SOURCE INFORMATION: Begin

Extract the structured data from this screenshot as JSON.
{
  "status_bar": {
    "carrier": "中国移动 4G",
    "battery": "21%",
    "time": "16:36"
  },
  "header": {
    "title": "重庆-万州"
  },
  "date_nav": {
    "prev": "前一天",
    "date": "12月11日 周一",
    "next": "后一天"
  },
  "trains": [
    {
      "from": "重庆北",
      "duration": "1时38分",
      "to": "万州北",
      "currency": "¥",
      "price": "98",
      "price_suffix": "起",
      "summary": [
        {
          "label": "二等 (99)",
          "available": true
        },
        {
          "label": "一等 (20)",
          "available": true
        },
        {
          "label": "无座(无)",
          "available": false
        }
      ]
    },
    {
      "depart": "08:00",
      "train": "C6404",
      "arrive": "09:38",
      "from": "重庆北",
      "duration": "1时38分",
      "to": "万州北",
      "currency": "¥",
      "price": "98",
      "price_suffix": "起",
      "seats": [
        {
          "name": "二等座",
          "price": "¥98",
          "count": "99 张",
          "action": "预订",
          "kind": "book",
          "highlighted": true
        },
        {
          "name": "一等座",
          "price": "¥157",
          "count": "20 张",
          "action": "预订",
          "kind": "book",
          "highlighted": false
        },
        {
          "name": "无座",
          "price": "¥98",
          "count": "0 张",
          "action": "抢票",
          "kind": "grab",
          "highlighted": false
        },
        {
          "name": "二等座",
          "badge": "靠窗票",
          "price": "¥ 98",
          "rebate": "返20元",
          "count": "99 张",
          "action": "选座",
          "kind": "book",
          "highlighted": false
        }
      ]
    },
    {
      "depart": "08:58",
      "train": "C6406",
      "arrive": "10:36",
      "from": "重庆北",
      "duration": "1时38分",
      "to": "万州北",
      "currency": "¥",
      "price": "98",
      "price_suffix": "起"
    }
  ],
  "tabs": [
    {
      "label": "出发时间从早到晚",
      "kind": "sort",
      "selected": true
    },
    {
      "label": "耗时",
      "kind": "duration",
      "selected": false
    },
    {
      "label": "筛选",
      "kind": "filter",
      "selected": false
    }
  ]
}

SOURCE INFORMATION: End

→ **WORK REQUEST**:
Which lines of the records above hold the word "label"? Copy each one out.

→ **EXERCISE OUTPUT**:
          "label": "二等 (99)",
          "label": "一等 (20)",
          "label": "无座(无)",
      "label": "出发时间从早到晚",
      "label": "耗时",
      "label": "筛选",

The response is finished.